START Provided material

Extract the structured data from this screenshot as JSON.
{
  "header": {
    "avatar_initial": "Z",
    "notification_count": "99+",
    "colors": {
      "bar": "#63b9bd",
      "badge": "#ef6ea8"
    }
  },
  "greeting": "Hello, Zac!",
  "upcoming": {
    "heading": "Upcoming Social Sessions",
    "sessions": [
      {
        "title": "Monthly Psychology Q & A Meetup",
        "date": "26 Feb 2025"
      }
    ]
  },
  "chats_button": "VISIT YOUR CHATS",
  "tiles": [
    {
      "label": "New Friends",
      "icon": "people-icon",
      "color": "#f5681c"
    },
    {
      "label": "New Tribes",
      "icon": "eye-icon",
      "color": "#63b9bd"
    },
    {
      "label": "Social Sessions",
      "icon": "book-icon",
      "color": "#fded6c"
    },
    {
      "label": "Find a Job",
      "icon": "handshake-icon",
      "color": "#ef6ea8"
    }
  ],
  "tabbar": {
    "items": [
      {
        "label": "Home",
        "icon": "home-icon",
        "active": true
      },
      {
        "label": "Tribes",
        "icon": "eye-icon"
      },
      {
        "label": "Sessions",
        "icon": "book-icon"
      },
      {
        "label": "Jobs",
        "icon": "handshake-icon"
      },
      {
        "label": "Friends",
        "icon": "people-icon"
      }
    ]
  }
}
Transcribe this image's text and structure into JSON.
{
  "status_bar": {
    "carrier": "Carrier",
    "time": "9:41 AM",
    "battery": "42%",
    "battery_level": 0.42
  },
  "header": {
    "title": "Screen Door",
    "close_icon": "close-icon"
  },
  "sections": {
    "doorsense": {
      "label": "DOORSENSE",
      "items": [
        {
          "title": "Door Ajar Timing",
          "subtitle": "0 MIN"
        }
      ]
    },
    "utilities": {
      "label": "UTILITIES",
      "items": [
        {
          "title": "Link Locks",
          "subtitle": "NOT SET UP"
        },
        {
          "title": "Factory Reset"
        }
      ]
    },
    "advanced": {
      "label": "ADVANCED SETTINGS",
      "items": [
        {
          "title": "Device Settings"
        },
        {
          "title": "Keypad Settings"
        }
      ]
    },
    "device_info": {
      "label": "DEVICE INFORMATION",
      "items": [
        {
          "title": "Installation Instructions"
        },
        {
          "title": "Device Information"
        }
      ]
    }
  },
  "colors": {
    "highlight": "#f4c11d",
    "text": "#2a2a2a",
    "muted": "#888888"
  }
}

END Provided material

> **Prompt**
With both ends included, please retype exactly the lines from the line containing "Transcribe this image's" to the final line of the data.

> **The completed task**
Transcribe this image's text and structure into JSON.
{
  "status_bar": {
    "carrier": "Carrier",
    "time": "9:41 AM",
    "battery": "42%",
    "battery_level": 0.42
  },
  "header": {
    "title": "Screen Door",
    "close_icon": "close-icon"
  },
  "sections": {
    "doorsense": {
      "label": "DOORSENSE",
      "items": [
        {
          "title": "Door Ajar Timing",
          "subtitle": "0 MIN"
        }
      ]
    },
    "utilities": {
      "label": "UTILITIES",
      "items": [
        {
          "title": "Link Locks",
          "subtitle": "NOT SET UP"
        },
        {
          "title": "Factory Reset"
        }
      ]
    },
    "advanced": {
      "label": "ADVANCED SETTINGS",
      "items": [
        {
          "title": "Device Settings"
        },
        {
          "title": "Keypad Settings"
        }
      ]
    },
    "device_info": {
      "label": "DEVICE INFORMATION",
      "items": [
        {
          "title": "Installation Instructions"
        },
        {
          "title": "Device Information"
        }
      ]
    }
  },
  "colors": {
    "highlight": "#f4c11d",
    "text": "#2a2a2a",
    "muted": "#888888"
  }
}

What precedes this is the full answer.